In order to achieve and do well at something we probably all need to be a bit ‘obsessional’ at times. It helps us to persevere and to focus on the task at hand. In fact many people of considerable intellectual achievement are somewhat obsessional. Freud himself thought that if he was suffering from a neurosis it probably would be of the obsessional kind.

However, whilst the drive towards attaining mastery, control and order is valuable when in moderation, when it is exaggerated it is destructive of spontaneity. Trying to manage and control an external and internal world that is perceived to be dangerous, the individual may become preoccupied with the illusion of creating a future where everything is safe, understood and predictable. This happens at the expense of living in the here and now.

It is when the above dynamics are magnified that we may speak of somebody suffering from OCD (Obsessive-Compulsive Disorder). Obsessive compulsive symptoms may take the form of unwanted thoughts, ruminating thoughts, or ritual actions, which the person feels compelled to do against their will.

Some people only experience obsessive thoughts without having any compulsions, others have compulsions; without knowing why they feel the need to do them. Common compulsions include continually washing one’s hands, ordering or arranging things, excessive hoarding, and repeatedly checking things. Common obsessions include imagining doing harm, fearing your aggressive urges, excessive doubts, needing things to be perfect and fearing contamination.

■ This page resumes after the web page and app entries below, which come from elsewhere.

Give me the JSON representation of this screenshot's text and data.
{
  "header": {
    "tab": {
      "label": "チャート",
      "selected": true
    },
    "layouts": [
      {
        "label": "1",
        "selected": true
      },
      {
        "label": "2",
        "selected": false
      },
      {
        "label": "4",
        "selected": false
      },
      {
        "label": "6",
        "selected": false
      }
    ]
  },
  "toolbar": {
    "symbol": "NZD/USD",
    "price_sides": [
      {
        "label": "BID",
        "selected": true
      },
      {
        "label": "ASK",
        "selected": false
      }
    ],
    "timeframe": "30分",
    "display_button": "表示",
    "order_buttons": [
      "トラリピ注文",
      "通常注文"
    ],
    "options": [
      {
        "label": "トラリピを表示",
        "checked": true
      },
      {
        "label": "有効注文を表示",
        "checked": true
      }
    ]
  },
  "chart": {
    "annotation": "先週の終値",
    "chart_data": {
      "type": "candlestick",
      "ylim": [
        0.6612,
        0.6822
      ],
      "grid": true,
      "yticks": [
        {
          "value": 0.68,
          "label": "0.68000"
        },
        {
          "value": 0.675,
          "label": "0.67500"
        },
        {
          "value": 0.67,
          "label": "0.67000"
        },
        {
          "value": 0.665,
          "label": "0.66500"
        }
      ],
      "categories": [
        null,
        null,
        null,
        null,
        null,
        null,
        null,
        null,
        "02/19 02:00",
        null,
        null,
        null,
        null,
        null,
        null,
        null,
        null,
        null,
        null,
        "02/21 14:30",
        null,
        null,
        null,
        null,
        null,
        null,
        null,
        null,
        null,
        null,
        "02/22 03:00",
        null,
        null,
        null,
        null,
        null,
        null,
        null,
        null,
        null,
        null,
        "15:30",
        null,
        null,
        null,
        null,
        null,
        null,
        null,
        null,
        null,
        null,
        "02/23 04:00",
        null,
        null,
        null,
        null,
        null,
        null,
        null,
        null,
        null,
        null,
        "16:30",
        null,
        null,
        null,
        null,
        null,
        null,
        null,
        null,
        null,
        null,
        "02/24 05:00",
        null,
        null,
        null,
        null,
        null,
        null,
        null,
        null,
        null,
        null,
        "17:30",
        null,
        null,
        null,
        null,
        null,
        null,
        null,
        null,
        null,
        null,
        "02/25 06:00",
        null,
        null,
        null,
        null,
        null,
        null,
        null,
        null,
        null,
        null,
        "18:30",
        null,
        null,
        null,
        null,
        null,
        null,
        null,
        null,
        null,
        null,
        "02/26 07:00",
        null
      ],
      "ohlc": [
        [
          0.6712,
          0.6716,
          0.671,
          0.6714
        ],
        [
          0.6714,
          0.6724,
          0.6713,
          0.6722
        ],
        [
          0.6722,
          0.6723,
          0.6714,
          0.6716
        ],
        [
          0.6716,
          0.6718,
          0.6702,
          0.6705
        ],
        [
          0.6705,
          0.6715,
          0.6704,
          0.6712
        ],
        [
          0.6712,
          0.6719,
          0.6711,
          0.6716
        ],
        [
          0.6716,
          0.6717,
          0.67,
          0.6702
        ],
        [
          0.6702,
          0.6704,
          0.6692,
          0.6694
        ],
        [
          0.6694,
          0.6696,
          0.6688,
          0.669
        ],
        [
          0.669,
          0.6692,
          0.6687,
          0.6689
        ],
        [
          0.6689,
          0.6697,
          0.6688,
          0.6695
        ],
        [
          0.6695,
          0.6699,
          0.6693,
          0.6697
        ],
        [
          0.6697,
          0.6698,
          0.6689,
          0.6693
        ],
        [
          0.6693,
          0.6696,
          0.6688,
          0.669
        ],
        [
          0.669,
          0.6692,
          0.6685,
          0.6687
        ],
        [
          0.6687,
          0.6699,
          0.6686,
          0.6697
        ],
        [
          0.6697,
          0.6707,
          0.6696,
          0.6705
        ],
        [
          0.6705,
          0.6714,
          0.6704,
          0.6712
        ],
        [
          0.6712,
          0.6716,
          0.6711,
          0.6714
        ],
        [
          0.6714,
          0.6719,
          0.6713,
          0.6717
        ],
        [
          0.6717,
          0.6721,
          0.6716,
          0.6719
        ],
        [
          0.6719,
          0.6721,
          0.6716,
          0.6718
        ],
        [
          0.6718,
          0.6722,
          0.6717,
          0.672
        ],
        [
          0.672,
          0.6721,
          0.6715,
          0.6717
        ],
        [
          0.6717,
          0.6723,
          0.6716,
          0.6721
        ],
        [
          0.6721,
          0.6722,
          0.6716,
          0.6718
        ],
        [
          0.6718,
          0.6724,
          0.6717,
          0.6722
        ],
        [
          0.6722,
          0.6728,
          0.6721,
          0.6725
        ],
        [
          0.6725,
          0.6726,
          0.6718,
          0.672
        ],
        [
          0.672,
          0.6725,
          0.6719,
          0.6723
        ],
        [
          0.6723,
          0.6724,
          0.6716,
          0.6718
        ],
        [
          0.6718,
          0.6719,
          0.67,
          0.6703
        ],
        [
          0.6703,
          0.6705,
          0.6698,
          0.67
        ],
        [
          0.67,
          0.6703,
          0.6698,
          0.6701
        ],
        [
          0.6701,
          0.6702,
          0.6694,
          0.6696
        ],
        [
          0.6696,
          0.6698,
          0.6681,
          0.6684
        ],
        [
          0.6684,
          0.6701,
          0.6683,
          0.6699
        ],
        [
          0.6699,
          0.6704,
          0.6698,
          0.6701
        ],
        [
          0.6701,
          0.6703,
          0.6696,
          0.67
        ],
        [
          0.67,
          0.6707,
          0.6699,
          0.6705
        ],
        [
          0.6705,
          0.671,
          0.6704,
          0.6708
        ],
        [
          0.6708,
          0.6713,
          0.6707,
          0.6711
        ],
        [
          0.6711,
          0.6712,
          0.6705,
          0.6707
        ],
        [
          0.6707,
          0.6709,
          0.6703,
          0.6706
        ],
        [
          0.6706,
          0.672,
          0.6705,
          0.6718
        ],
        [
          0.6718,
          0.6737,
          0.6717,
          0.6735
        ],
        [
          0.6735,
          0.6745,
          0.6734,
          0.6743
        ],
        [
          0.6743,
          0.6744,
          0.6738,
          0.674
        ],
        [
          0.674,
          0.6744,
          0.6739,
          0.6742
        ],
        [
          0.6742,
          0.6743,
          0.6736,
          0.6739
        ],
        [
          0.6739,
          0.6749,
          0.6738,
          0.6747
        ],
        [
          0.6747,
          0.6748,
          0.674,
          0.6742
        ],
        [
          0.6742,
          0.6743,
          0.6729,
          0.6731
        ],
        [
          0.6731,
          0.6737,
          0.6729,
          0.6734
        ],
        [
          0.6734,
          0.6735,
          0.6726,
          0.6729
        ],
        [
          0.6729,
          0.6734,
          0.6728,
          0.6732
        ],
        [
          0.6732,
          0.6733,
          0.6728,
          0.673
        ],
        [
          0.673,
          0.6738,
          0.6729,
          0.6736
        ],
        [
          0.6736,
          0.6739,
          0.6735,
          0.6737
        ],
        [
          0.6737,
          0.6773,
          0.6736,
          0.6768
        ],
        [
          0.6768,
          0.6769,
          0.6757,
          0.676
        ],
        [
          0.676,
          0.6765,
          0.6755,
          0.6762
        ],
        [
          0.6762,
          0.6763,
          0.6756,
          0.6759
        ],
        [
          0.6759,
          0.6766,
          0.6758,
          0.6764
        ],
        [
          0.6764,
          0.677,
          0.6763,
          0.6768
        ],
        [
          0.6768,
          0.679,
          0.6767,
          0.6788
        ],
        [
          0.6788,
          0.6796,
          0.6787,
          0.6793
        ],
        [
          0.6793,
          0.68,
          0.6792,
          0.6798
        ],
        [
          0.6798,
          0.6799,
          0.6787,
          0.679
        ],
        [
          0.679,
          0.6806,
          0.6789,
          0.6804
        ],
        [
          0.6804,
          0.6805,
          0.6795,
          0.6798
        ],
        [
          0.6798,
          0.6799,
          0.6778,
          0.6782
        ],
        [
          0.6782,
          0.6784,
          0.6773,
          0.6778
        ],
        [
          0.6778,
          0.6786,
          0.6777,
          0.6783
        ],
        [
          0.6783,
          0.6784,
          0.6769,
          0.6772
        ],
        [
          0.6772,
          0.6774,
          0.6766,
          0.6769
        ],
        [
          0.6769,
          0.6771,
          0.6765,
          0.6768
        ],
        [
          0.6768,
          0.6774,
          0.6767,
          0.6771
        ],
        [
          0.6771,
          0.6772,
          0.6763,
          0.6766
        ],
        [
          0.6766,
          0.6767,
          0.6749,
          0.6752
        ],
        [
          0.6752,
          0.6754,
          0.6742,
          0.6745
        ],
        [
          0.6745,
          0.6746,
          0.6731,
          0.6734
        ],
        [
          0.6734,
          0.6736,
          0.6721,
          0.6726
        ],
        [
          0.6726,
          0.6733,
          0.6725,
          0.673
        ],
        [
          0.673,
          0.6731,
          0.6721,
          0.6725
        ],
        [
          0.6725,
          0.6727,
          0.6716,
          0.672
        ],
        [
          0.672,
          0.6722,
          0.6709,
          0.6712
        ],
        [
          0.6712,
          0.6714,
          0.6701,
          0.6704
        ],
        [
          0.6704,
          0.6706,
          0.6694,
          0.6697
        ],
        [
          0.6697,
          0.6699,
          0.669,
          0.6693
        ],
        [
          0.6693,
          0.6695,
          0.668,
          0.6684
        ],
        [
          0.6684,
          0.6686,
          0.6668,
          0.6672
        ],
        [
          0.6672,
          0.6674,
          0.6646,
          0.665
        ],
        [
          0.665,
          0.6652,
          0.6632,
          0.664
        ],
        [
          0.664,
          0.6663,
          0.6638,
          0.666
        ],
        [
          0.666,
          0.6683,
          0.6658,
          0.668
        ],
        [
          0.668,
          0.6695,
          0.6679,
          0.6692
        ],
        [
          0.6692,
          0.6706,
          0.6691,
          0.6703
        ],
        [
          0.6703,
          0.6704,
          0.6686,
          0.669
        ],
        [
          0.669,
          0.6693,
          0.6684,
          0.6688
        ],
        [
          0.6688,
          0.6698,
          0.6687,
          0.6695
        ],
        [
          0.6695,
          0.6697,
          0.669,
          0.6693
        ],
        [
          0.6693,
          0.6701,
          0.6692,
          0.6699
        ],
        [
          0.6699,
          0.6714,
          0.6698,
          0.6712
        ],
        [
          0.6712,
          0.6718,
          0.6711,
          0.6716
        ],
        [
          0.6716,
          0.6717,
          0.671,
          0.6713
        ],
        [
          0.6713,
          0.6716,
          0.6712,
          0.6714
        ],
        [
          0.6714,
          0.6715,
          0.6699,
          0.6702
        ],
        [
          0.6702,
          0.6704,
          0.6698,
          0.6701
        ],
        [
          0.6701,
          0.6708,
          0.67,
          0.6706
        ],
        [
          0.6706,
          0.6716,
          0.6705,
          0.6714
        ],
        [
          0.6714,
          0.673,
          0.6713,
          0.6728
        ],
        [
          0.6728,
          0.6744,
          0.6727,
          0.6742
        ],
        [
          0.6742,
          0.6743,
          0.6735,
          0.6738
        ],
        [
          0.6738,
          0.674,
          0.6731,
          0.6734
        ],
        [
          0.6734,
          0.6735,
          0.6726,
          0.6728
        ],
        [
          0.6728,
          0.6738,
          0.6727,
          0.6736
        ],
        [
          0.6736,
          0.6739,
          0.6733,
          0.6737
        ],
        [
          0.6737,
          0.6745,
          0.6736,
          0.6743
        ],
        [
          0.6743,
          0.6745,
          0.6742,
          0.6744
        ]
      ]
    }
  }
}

Those who suffer often describe themselves as being caught in a loop that they can't break out of. Both obsessive thoughts and compulsions are, however, defences against a deeper, underlying fear of engaging in and dealing with personal relationships. Today most sufferers can be successfully treated, at least to some degree, by working through their anxieties.